Revisiting AirBnB: A column opposed to discounted AirBnB rates

According to the AirBnB website there are about 300 properties listed as short-term vacation rentals here, and their average rate is $159 a night.
Last year I remember, a representative of AirBnB came to the island, and signed a memorandum of understanding with GOA. According to that document, AirBnB was supposed to start collecting the 9.5% government tax and $3 a day environment fee, and handing it over to GOA.
But so far we nothing happened.
According to the former MinTour, that legislation, authorizing AirBnB to collect taxes and fees from short-term vacation rentals is ready for introduction, but GOA hasn’t implemented it yet.
Which is a money losing proposition, because not all landlords comply, they might collect all taxes and fees, but are they handing them over to GOA, every 15th of the month?
AHATA circulated an interesting read on the subject lately.
https://www.nytimes.com/2017/04/16/t...rbnb.html?_r=0
So the hotel industry in the USA is fighting back. Because it is clear that “Airbnb is encroaching on the traditional hotel business.”
In Aruba too. I went on the website this morning, and short-term vacation rentals are offering ridiculously cheap rates in premium island districts. That’s clearly a mistake because they have no clue how to price themselves.
On Aruba, AirBnB rentals are operated by moms and pops who want to supplement their income and they really don’t know how to manage their rates to get a decent ROI, without resorting to sharp discounting.
With sharply discounted rooms all around, according to the article,“ Airbnb has brought hotel pricing down in many places.”
I think the local hotel industry should fight back by teaching the short-term vacation rental landlords how to price themselves.
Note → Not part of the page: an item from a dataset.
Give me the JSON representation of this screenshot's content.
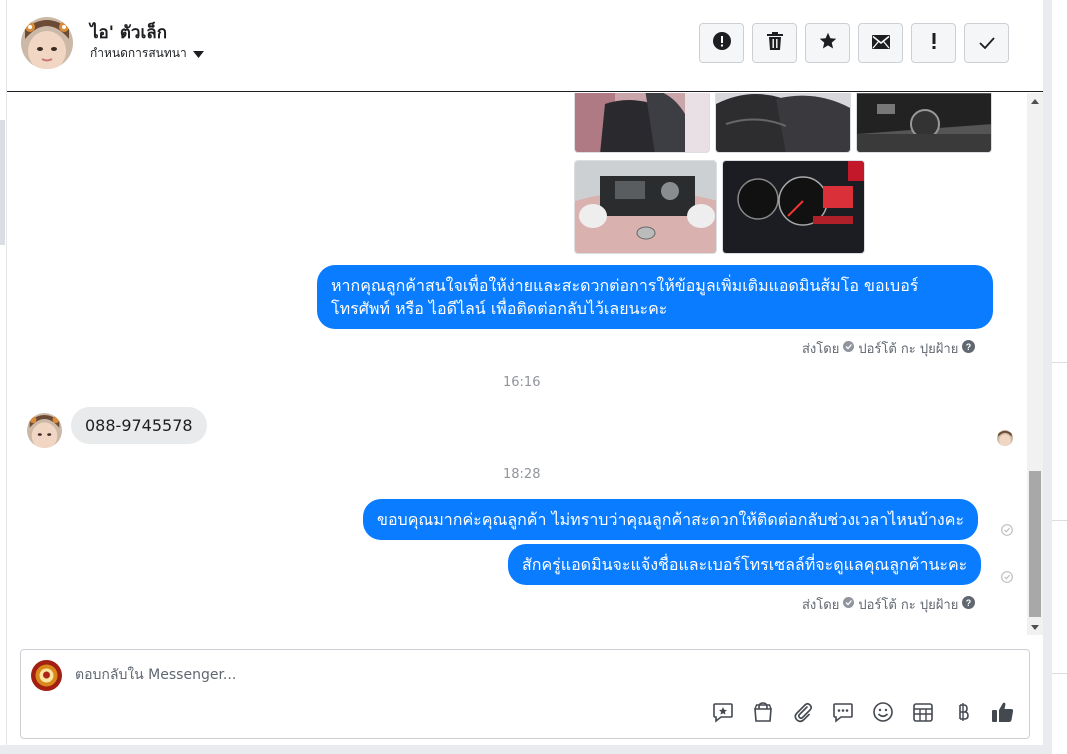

There is no way of getting rid of them, so teach them better revenue management practices, because with cheaper rates come bargain hunters who won’t spend at restaurants, casinos and shops.
Our AirBnB community must be taught about the relationship between cheap lodging and budget travelers, and what it does to the economy.
Local short-term vacation rental landlords should take a page out of Maduro’s handbook and see what happens to an economy where a barrel of oil, or in this case a room, sells for $50 instead of $100.
Anyway, how can they offer a house for 8 at $80 a night, in view of water, electricity and labor cost??